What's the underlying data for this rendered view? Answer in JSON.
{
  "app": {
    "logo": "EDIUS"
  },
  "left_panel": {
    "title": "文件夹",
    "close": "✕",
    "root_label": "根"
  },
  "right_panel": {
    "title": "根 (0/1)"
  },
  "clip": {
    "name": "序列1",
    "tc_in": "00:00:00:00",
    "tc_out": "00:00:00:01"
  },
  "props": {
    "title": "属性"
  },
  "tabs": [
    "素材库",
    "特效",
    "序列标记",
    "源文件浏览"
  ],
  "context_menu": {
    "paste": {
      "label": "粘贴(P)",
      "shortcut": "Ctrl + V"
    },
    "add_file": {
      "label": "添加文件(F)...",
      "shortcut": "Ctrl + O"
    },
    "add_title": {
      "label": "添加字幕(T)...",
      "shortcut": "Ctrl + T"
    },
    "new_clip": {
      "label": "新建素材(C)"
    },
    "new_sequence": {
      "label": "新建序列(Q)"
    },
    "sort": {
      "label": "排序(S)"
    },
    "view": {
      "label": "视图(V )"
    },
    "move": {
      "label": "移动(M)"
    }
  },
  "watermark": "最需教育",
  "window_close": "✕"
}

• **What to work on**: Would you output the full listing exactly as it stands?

• **Exercise response**:
What's the underlying data for this rendered view? Answer in JSON.
{
  "app": {
    "logo": "EDIUS"
  },
  "left_panel": {
    "title": "文件夹",
    "close": "✕",
    "root_label": "根"
  },
  "right_panel": {
    "title": "根 (0/1)"
  },
  "clip": {
    "name": "序列1",
    "tc_in": "00:00:00:00",
    "tc_out": "00:00:00:01"
  },
  "props": {
    "title": "属性"
  },
  "tabs": [
    "素材库",
    "特效",
    "序列标记",
    "源文件浏览"
  ],
  "context_menu": {
    "paste": {
      "label": "粘贴(P)",
      "shortcut": "Ctrl + V"
    },
    "add_file": {
      "label": "添加文件(F)...",
      "shortcut": "Ctrl + O"
    },
    "add_title": {
      "label": "添加字幕(T)...",
      "shortcut": "Ctrl + T"
    },
    "new_clip": {
      "label": "新建素材(C)"
    },
    "new_sequence": {
      "label": "新建序列(Q)"
    },
    "sort": {
      "label": "排序(S)"
    },
    "view": {
      "label": "视图(V )"
    },
    "move": {
      "label": "移动(M)"
    }
  },
  "watermark": "最需教育",
  "window_close": "✕"
}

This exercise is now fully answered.